_WORK TASK_.
When you reach the line containing "Serialize everything readable" in the data below, reproduce it and every line that follows, exactly and without additions.

(DATASET ENTRIES)

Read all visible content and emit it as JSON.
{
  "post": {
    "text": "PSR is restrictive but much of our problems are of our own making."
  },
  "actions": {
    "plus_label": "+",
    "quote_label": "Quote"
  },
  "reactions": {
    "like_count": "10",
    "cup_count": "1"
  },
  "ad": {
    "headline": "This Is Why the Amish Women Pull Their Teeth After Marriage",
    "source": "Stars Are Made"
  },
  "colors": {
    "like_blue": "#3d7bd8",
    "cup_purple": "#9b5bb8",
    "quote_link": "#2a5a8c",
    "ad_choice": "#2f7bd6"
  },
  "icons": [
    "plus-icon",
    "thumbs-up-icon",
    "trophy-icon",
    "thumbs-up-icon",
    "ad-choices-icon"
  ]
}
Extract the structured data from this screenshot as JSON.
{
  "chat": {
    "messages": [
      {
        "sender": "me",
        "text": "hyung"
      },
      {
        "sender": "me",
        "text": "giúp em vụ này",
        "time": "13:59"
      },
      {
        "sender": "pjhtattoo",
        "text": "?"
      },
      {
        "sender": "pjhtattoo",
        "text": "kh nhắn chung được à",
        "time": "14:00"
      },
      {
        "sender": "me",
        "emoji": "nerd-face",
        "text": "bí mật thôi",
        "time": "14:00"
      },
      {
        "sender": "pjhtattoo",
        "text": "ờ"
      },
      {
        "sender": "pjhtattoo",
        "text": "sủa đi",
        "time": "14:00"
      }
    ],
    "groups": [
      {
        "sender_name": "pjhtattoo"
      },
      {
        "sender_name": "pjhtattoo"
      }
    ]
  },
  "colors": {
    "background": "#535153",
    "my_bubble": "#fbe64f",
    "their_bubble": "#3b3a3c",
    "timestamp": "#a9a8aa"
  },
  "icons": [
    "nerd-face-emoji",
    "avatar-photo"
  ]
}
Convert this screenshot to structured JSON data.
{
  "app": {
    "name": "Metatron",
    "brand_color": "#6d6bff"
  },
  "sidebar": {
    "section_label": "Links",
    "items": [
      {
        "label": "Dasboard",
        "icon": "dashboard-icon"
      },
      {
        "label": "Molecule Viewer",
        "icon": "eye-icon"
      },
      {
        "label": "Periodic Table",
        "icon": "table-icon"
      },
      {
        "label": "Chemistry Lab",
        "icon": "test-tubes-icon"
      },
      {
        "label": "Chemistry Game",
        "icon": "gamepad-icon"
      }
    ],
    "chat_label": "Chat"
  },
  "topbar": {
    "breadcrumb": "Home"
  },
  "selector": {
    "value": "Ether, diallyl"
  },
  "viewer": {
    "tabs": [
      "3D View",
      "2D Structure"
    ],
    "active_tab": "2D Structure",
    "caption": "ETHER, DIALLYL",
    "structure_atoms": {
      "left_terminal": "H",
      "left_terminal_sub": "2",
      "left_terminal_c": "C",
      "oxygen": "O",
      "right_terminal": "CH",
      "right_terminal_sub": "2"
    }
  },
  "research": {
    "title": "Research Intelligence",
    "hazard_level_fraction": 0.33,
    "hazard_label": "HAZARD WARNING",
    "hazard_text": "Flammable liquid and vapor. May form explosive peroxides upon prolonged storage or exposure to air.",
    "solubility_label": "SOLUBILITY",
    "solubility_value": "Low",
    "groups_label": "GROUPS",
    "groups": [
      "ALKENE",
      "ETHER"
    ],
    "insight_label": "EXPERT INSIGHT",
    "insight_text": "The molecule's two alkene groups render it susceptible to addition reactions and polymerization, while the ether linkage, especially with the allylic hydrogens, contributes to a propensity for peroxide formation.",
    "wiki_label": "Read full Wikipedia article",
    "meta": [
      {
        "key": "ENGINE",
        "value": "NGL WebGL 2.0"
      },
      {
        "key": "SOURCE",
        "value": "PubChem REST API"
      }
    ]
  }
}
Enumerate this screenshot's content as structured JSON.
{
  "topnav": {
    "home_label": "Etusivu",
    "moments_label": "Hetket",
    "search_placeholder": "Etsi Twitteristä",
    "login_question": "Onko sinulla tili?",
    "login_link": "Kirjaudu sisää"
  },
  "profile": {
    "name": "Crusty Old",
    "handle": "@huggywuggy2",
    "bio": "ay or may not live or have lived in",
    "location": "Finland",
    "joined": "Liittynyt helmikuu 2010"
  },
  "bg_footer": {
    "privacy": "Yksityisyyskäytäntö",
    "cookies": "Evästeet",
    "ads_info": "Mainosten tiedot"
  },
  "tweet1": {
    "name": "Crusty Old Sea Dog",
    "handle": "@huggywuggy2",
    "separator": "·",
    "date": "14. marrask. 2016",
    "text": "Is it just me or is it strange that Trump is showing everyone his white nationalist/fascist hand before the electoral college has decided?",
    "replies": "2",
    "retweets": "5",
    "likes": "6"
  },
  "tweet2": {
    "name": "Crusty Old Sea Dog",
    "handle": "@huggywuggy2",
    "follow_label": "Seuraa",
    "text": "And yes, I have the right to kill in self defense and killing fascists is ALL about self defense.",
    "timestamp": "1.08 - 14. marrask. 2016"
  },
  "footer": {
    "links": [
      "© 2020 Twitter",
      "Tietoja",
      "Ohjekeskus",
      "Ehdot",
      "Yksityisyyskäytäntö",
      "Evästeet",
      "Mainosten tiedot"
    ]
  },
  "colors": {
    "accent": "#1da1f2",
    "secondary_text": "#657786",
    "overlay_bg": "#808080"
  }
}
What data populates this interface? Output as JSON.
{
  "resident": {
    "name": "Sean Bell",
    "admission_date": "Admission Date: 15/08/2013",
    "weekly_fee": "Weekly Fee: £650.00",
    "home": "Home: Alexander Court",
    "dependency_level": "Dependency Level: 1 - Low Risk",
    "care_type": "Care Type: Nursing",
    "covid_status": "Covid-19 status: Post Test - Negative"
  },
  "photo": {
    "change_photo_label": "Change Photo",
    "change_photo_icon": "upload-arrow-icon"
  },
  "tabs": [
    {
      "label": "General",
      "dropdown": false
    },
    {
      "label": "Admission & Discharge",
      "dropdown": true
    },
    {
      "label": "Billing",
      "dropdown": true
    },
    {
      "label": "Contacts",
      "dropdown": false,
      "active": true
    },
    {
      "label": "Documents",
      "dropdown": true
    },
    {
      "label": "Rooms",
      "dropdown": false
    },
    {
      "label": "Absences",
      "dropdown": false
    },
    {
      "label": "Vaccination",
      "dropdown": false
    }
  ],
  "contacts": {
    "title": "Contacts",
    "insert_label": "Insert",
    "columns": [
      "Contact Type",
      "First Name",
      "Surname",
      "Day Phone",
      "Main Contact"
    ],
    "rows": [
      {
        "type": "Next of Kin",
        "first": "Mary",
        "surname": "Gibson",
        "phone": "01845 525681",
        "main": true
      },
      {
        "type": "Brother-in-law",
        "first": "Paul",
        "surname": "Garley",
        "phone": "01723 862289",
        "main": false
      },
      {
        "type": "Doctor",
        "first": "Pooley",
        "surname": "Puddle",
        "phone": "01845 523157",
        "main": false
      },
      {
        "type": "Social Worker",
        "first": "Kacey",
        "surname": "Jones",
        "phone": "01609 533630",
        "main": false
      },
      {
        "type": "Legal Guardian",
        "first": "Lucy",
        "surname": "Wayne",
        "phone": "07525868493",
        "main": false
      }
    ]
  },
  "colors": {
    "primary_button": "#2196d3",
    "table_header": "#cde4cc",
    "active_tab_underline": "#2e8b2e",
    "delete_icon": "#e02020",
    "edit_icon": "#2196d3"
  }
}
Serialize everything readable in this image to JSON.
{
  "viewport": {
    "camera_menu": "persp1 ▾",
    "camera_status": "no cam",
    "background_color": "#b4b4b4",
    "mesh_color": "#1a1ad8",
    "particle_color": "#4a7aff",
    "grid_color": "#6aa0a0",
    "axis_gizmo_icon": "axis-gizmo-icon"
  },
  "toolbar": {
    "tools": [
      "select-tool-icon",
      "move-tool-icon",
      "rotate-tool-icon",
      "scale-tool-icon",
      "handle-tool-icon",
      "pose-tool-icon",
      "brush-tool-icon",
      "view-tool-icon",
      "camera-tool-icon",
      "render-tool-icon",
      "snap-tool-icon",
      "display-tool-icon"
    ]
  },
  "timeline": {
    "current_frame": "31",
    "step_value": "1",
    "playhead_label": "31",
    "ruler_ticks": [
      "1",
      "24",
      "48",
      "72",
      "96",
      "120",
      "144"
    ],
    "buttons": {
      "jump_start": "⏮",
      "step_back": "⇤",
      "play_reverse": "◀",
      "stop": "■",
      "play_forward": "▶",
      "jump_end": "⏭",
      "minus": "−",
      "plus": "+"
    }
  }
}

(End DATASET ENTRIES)

_ANSWER SECTION_.
Serialize everything readable in this image to JSON.
{
  "viewport": {
    "camera_menu": "persp1 ▾",
    "camera_status": "no cam",
    "background_color": "#b4b4b4",
    "mesh_color": "#1a1ad8",
    "particle_color": "#4a7aff",
    "grid_color": "#6aa0a0",
    "axis_gizmo_icon": "axis-gizmo-icon"
  },
  "toolbar": {
    "tools": [
      "select-tool-icon",
      "move-tool-icon",
      "rotate-tool-icon",
      "scale-tool-icon",
      "handle-tool-icon",
      "pose-tool-icon",
      "brush-tool-icon",
      "view-tool-icon",
      "camera-tool-icon",
      "render-tool-icon",
      "snap-tool-icon",
      "display-tool-icon"
    ]
  },
  "timeline": {
    "current_frame": "31",
    "step_value": "1",
    "playhead_label": "31",
    "ruler_ticks": [
      "1",
      "24",
      "48",
      "72",
      "96",
      "120",
      "144"
    ],
    "buttons": {
      "jump_start": "⏮",
      "step_back": "⇤",
      "play_reverse": "◀",
      "stop": "■",
      "play_forward": "▶",
      "jump_end": "⏭",
      "minus": "−",
      "plus": "+"
    }
  }
}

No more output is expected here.